# Source data
------------------------------------

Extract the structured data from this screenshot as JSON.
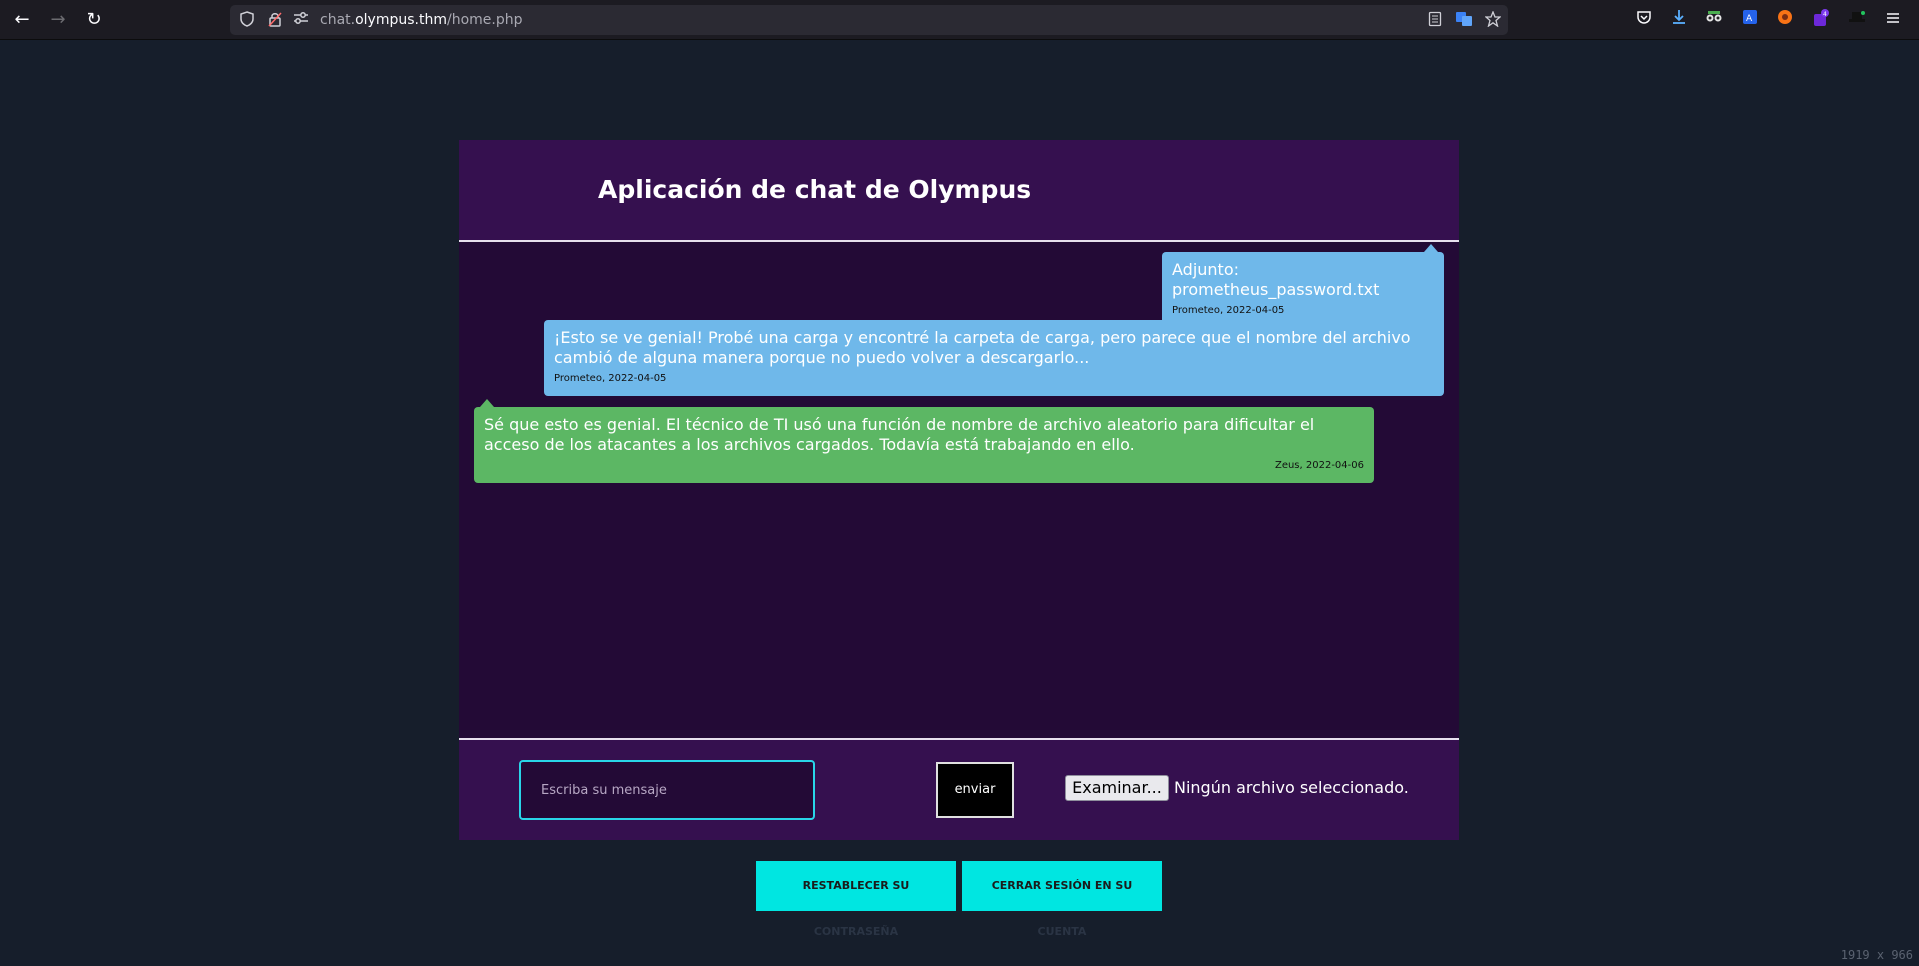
{
  "browser": {
    "url_prefix": "chat.",
    "url_host": "olympus.thm",
    "url_path": "/home.php",
    "back_icon": "←",
    "forward_icon": "→",
    "reload_icon": "↻"
  },
  "header": {
    "title": "Aplicación de chat de Olympus"
  },
  "messages": [
    {
      "text": "Adjunto: prometheus_password.txt",
      "meta": "Prometeo, 2022-04-05",
      "side": "right"
    },
    {
      "text": "¡Esto se ve genial! Probé una carga y encontré la carpeta de carga, pero parece que el nombre del archivo cambió de alguna manera porque no puedo volver a descargarlo...",
      "meta": "Prometeo, 2022-04-05",
      "side": "right"
    },
    {
      "text": "Sé que esto es genial. El técnico de TI usó una función de nombre de archivo aleatorio para dificultar el acceso de los atacantes a los archivos cargados. Todavía está trabajando en ello.",
      "meta": "Zeus, 2022-04-06",
      "side": "left"
    }
  ],
  "composer": {
    "placeholder": "Escriba su mensaje",
    "send_label": "enviar",
    "browse_label": "Examinar...",
    "file_status": "Ningún archivo seleccionado."
  },
  "actions": {
    "reset_label": "RESTABLECER SU",
    "reset_sub": "CONTRASEÑA",
    "logout_label": "CERRAR SESIÓN EN SU",
    "logout_sub": "CUENTA"
  },
  "screen": {
    "dimensions_text": "1919 x 966"
  },
  "colors": {
    "page_bg": "#161e2b",
    "card_bg": "#230a36",
    "header_bg": "#35104f",
    "bubble_blue": "#6fb8ea",
    "bubble_green": "#5cb764",
    "accent_cyan": "#00e6e1"
  }
}
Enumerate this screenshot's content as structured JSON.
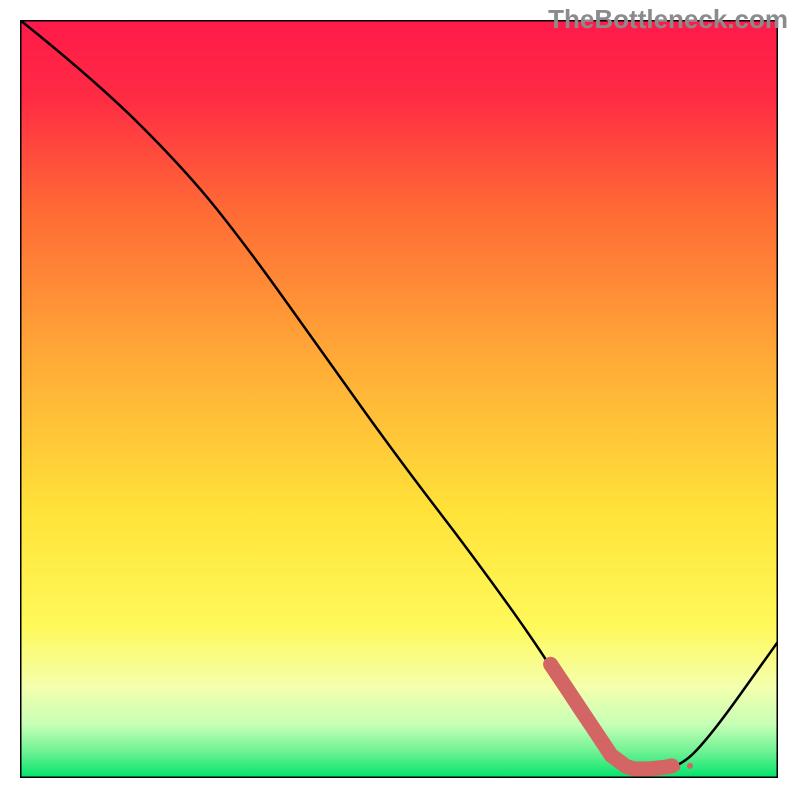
{
  "watermark": "TheBottleneck.com",
  "colors": {
    "gradient_top": "#ff1a4a",
    "gradient_upper": "#ff5a39",
    "gradient_mid": "#ffb437",
    "gradient_yellow": "#ffef3a",
    "gradient_pale": "#fbffb0",
    "gradient_green_light": "#9cf7a8",
    "gradient_green": "#00e46a",
    "curve_stroke": "#000000",
    "marker_stroke": "#d46565",
    "plot_border": "#000000"
  },
  "chart_data": {
    "type": "line",
    "title": "",
    "xlabel": "",
    "ylabel": "",
    "xlim": [
      0,
      100
    ],
    "ylim": [
      0,
      100
    ],
    "series": [
      {
        "name": "bottleneck-curve",
        "x": [
          0,
          10,
          22,
          30,
          40,
          50,
          60,
          70,
          75,
          78,
          82,
          86,
          90,
          100
        ],
        "y": [
          100,
          92,
          80,
          70,
          56,
          42,
          29,
          15,
          6,
          2,
          1,
          1,
          4,
          18
        ]
      }
    ],
    "annotations": [
      {
        "name": "highlight-segment",
        "type": "polyline-marker",
        "x": [
          70,
          72,
          74,
          76,
          78,
          80,
          81,
          83,
          85,
          86
        ],
        "y": [
          15,
          12,
          9,
          6,
          3,
          1.5,
          1.2,
          1.2,
          1.4,
          1.6
        ]
      }
    ]
  }
}
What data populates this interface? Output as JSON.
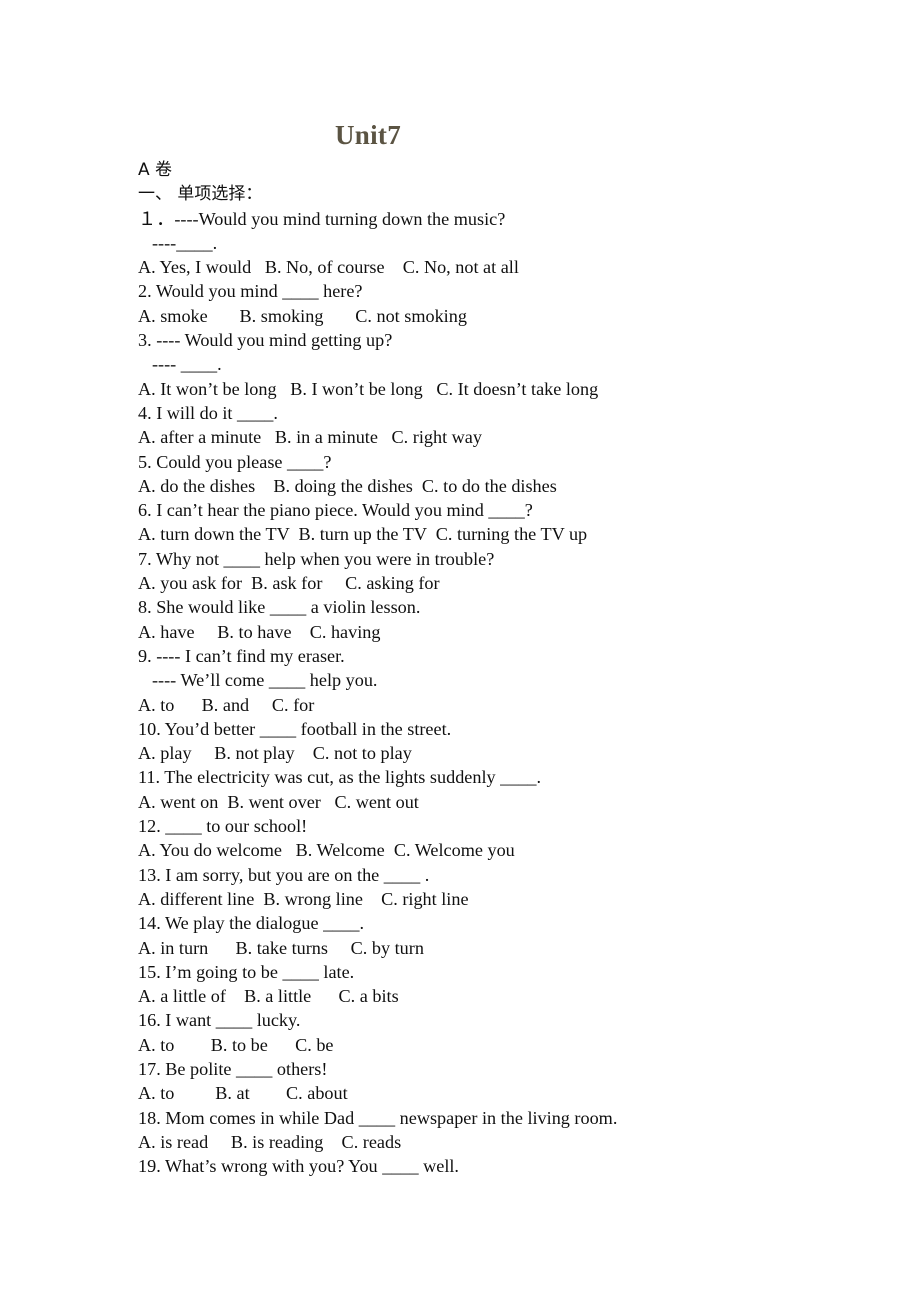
{
  "document": {
    "title": "Unit7",
    "title_color": "#5b5443",
    "background_color": "#ffffff",
    "text_color": "#101010",
    "paper_section": "A 卷",
    "section_heading": "一、 单项选择：",
    "lines": [
      {
        "id": "paper-section",
        "text": "A 卷",
        "script": "cjk",
        "indent": false
      },
      {
        "id": "section-heading",
        "text": "一、 单项选择：",
        "script": "cjk",
        "indent": false
      },
      {
        "id": "q1-stem",
        "text": "１．----Would you mind turning down the music?",
        "script": "latin",
        "indent": false
      },
      {
        "id": "q1-reply",
        "text": "----____.",
        "script": "latin",
        "indent": true
      },
      {
        "id": "q1-options",
        "text": "A. Yes, I would   B. No, of course    C. No, not at all",
        "script": "latin",
        "indent": false
      },
      {
        "id": "q2-stem",
        "text": "2. Would you mind ____ here?",
        "script": "latin",
        "indent": false
      },
      {
        "id": "q2-options",
        "text": "A. smoke       B. smoking       C. not smoking",
        "script": "latin",
        "indent": false
      },
      {
        "id": "q3-stem",
        "text": "3. ---- Would you mind getting up?",
        "script": "latin",
        "indent": false
      },
      {
        "id": "q3-reply",
        "text": "---- ____.",
        "script": "latin",
        "indent": true
      },
      {
        "id": "q3-options",
        "text": "A. It won’t be long   B. I won’t be long   C. It doesn’t take long",
        "script": "latin",
        "indent": false
      },
      {
        "id": "q4-stem",
        "text": "4. I will do it ____.",
        "script": "latin",
        "indent": false
      },
      {
        "id": "q4-options",
        "text": "A. after a minute   B. in a minute   C. right way",
        "script": "latin",
        "indent": false
      },
      {
        "id": "q5-stem",
        "text": "5. Could you please ____?",
        "script": "latin",
        "indent": false
      },
      {
        "id": "q5-options",
        "text": "A. do the dishes    B. doing the dishes  C. to do the dishes",
        "script": "latin",
        "indent": false
      },
      {
        "id": "q6-stem",
        "text": "6. I can’t hear the piano piece. Would you mind ____?",
        "script": "latin",
        "indent": false
      },
      {
        "id": "q6-options",
        "text": "A. turn down the TV  B. turn up the TV  C. turning the TV up",
        "script": "latin",
        "indent": false
      },
      {
        "id": "q7-stem",
        "text": "7. Why not ____ help when you were in trouble?",
        "script": "latin",
        "indent": false
      },
      {
        "id": "q7-options",
        "text": "A. you ask for  B. ask for     C. asking for",
        "script": "latin",
        "indent": false
      },
      {
        "id": "q8-stem",
        "text": "8. She would like ____ a violin lesson.",
        "script": "latin",
        "indent": false
      },
      {
        "id": "q8-options",
        "text": "A. have     B. to have    C. having",
        "script": "latin",
        "indent": false
      },
      {
        "id": "q9-stem",
        "text": "9. ---- I can’t find my eraser.",
        "script": "latin",
        "indent": false
      },
      {
        "id": "q9-reply",
        "text": "---- We’ll come ____ help you.",
        "script": "latin",
        "indent": true
      },
      {
        "id": "q9-options",
        "text": "A. to      B. and     C. for",
        "script": "latin",
        "indent": false
      },
      {
        "id": "q10-stem",
        "text": "10. You’d better ____ football in the street.",
        "script": "latin",
        "indent": false
      },
      {
        "id": "q10-options",
        "text": "A. play     B. not play    C. not to play",
        "script": "latin",
        "indent": false
      },
      {
        "id": "q11-stem",
        "text": "11. The electricity was cut, as the lights suddenly ____.",
        "script": "latin",
        "indent": false
      },
      {
        "id": "q11-options",
        "text": "A. went on  B. went over   C. went out",
        "script": "latin",
        "indent": false
      },
      {
        "id": "q12-stem",
        "text": "12. ____ to our school!",
        "script": "latin",
        "indent": false
      },
      {
        "id": "q12-options",
        "text": "A. You do welcome   B. Welcome  C. Welcome you",
        "script": "latin",
        "indent": false
      },
      {
        "id": "q13-stem",
        "text": "13. I am sorry, but you are on the ____ .",
        "script": "latin",
        "indent": false
      },
      {
        "id": "q13-options",
        "text": "A. different line  B. wrong line    C. right line",
        "script": "latin",
        "indent": false
      },
      {
        "id": "q14-stem",
        "text": "14. We play the dialogue ____.",
        "script": "latin",
        "indent": false
      },
      {
        "id": "q14-options",
        "text": "A. in turn      B. take turns     C. by turn",
        "script": "latin",
        "indent": false
      },
      {
        "id": "q15-stem",
        "text": "15. I’m going to be ____ late.",
        "script": "latin",
        "indent": false
      },
      {
        "id": "q15-options",
        "text": "A. a little of    B. a little      C. a bits",
        "script": "latin",
        "indent": false
      },
      {
        "id": "q16-stem",
        "text": "16. I want ____ lucky.",
        "script": "latin",
        "indent": false
      },
      {
        "id": "q16-options",
        "text": "A. to        B. to be      C. be",
        "script": "latin",
        "indent": false
      },
      {
        "id": "q17-stem",
        "text": "17. Be polite ____ others!",
        "script": "latin",
        "indent": false
      },
      {
        "id": "q17-options",
        "text": "A. to         B. at        C. about",
        "script": "latin",
        "indent": false
      },
      {
        "id": "q18-stem",
        "text": "18. Mom comes in while Dad ____ newspaper in the living room.",
        "script": "latin",
        "indent": false
      },
      {
        "id": "q18-options",
        "text": "A. is read     B. is reading    C. reads",
        "script": "latin",
        "indent": false
      },
      {
        "id": "q19-stem",
        "text": "19. What’s wrong with you? You ____ well.",
        "script": "latin",
        "indent": false
      }
    ]
  }
}
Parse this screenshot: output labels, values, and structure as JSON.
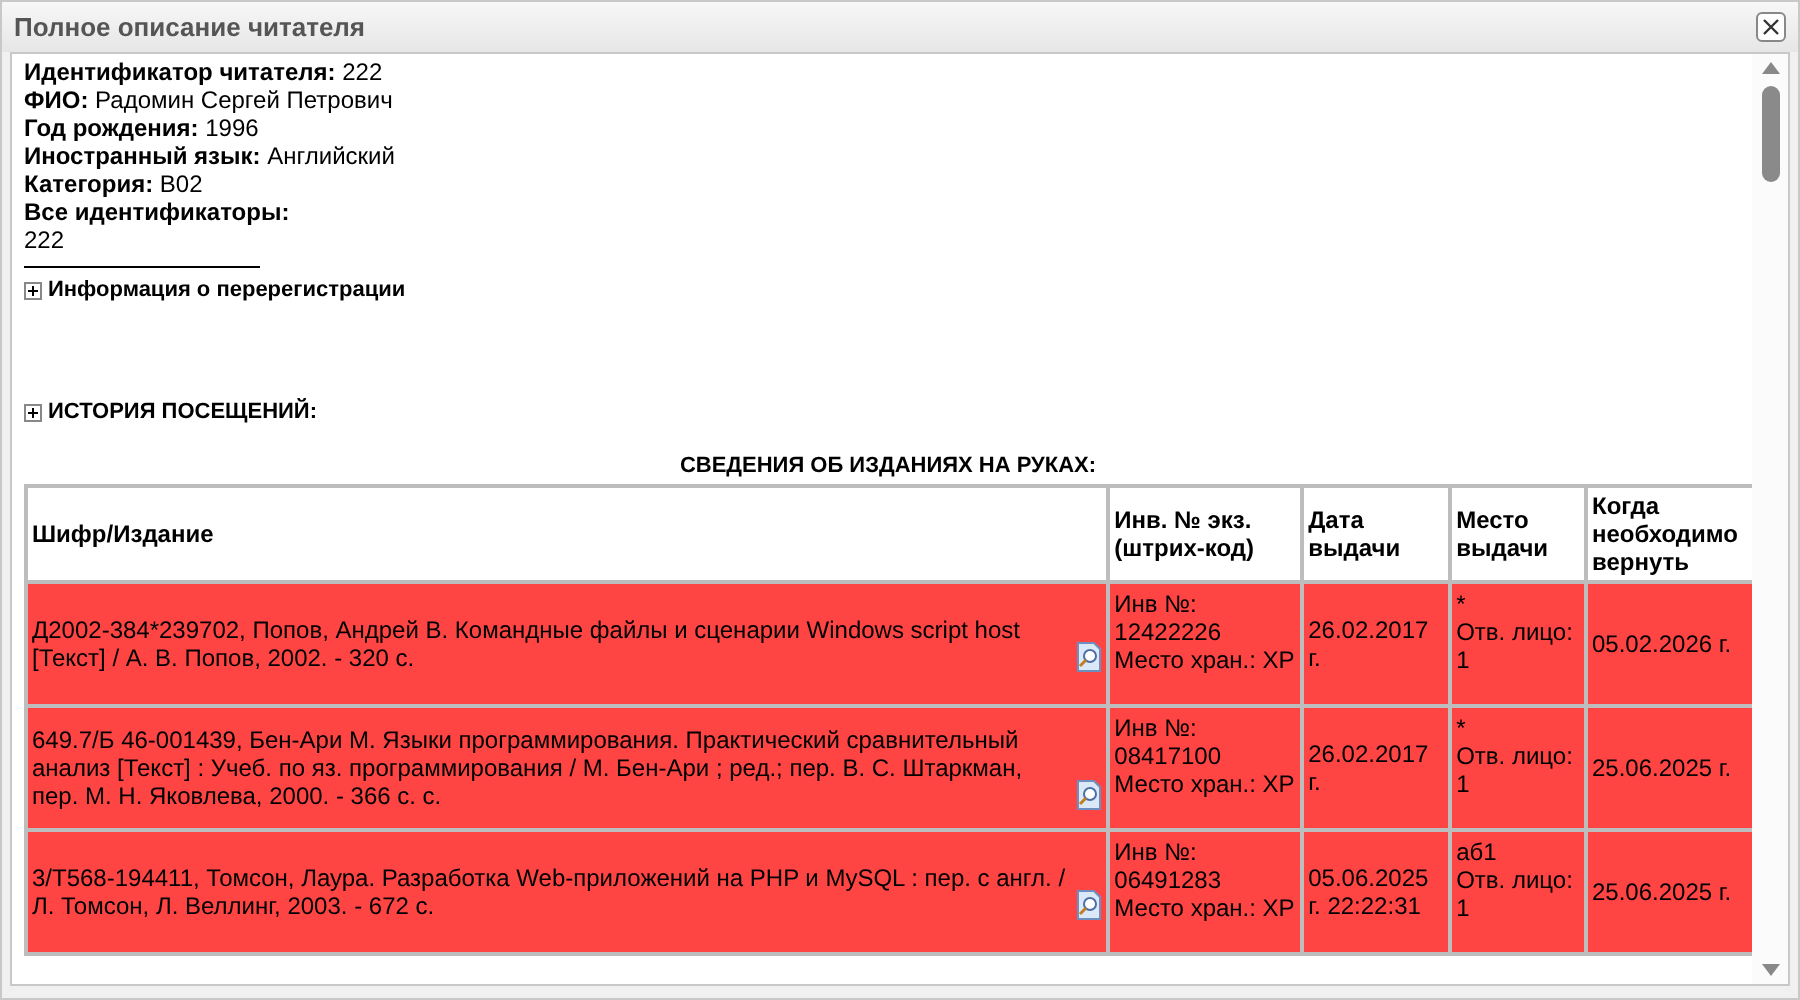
{
  "window": {
    "title": "Полное описание читателя"
  },
  "reader_info": [
    "**Идентификатор читателя:** 222",
    "**ФИО:** Радомин Сергей Петрович",
    "**Год рождения:** 1996",
    "**Иностранный язык:** Английский",
    "**Категория:** В02",
    "**Все идентификаторы:**",
    "222"
  ],
  "sections": [
    {
      "label": "Информация о перерегистрации",
      "expanded": false
    },
    {
      "label": "ИСТОРИЯ ПОСЕЩЕНИЙ:",
      "expanded": false
    }
  ],
  "loans": {
    "title": "СВЕДЕНИЯ ОБ ИЗДАНИЯХ НА РУКАХ:",
    "columns": [
      "Шифр/Издание",
      "Инв. № экз. (штрих-код)",
      "Дата выдачи",
      "Место выдачи",
      "Когда необходимо вернуть"
    ],
    "rows": [
      {
        "edition": "Д2002-384*239702, Попов, Андрей В. Командные файлы и сценарии Windows script host [Текст] / А. В. Попов, 2002. - 320 с.",
        "inventory": "Инв №: 12422226",
        "storage": "Место хран.: ХР",
        "issued": "26.02.2017 г.",
        "place": "*",
        "responsible": "Отв. лицо: 1",
        "due": "05.02.2026 г.",
        "overdue": true
      },
      {
        "edition": "649.7/Б 46-001439, Бен-Ари М. Языки программирования. Практический сравнительный анализ [Текст] : Учеб. по яз. программирования / М. Бен-Ари ; ред.; пер. В. С. Штаркман, пер. М. Н. Яковлева, 2000. - 366 с. с.",
        "inventory": "Инв №: 08417100",
        "storage": "Место хран.: ХР",
        "issued": "26.02.2017 г.",
        "place": "*",
        "responsible": "Отв. лицо: 1",
        "due": "25.06.2025 г.",
        "overdue": true
      },
      {
        "edition": "3/Т568-194411, Томсон, Лаура. Разработка Web-приложений на PHP и MySQL : пер. с англ. / Л. Томсон, Л. Веллинг, 2003. - 672 с.",
        "inventory": "Инв №: 06491283",
        "storage": "Место хран.: ХР",
        "issued": "05.06.2025 г. 22:22:31",
        "place": "аб1",
        "responsible": "Отв. лицо: 1",
        "due": "25.06.2025 г.",
        "overdue": true
      }
    ]
  }
}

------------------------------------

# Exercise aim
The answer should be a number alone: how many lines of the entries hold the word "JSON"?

# Result
4